* **Task description**
Scan the records for "label". Report each line that includes it.

Stored entries:

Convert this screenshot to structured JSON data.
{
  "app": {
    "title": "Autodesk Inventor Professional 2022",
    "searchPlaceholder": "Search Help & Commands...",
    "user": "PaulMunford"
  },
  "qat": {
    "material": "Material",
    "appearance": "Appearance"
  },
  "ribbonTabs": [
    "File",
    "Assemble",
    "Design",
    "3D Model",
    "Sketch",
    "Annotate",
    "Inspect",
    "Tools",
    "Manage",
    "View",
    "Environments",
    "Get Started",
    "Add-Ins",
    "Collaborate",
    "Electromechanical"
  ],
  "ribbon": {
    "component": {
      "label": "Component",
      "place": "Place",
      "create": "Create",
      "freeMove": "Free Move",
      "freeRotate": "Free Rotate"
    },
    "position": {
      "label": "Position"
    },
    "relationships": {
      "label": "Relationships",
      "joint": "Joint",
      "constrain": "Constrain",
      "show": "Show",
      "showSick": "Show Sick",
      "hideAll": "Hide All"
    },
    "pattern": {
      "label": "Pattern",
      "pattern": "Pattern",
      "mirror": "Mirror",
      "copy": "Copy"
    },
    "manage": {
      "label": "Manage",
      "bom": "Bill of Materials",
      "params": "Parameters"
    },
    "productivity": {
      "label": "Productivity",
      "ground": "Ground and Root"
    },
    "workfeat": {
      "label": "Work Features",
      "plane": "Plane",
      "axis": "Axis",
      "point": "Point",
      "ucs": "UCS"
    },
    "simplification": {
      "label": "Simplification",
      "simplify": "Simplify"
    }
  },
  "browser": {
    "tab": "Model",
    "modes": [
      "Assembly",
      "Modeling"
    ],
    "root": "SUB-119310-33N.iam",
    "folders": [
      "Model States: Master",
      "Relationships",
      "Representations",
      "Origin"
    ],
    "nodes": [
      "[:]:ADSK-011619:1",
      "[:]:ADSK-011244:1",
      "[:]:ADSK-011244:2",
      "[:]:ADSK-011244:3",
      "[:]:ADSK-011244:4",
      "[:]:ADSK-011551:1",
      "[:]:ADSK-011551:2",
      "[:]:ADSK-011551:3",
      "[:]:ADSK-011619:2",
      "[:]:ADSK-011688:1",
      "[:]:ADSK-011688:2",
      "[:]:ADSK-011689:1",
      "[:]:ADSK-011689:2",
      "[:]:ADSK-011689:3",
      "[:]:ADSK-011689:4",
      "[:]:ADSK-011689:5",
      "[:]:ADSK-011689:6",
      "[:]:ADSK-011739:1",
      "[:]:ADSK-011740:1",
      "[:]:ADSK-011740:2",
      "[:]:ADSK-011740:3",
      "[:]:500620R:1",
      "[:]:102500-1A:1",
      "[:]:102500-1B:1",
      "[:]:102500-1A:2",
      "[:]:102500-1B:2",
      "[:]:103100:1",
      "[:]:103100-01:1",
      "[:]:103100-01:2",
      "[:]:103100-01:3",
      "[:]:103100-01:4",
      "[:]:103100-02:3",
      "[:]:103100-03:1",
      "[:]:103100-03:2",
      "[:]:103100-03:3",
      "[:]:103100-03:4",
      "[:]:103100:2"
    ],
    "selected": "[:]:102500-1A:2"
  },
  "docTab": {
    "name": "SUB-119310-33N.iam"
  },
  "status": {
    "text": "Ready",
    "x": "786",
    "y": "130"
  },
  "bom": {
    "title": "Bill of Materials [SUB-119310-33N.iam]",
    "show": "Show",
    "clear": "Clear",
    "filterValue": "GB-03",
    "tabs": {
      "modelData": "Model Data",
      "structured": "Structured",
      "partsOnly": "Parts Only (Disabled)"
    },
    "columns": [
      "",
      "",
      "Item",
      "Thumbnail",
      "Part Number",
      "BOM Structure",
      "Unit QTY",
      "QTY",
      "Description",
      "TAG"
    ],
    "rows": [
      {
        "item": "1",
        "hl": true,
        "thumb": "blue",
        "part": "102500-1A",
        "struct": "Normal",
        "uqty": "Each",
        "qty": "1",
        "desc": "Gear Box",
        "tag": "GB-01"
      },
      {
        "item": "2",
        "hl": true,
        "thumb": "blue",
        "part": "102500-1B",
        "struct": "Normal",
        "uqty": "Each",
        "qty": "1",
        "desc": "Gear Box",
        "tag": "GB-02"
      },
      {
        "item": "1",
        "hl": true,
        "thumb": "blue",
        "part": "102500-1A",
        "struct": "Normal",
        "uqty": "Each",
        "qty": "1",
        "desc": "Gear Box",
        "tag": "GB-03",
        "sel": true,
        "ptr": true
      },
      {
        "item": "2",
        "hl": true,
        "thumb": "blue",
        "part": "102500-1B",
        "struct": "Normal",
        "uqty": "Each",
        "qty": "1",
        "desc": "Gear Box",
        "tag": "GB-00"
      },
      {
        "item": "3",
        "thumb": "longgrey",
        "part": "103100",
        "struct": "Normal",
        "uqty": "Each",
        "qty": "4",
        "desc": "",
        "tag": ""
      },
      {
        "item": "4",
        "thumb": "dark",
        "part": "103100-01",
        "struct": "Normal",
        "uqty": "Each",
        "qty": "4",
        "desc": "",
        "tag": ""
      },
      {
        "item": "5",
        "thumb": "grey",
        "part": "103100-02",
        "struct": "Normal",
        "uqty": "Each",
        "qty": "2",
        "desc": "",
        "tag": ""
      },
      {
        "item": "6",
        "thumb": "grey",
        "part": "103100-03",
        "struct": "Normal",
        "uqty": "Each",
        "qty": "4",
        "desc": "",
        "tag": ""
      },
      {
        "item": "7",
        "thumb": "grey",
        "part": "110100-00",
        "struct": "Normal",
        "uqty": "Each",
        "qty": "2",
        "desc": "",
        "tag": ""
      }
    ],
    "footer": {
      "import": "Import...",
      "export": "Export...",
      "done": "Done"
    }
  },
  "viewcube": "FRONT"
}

* **Exercise result**
      "label": "Component",
      "label": "Position"
      "label": "Relationships",
      "label": "Pattern",
      "label": "Manage",
      "label": "Productivity",
      "label": "Work Features",
      "label": "Simplification",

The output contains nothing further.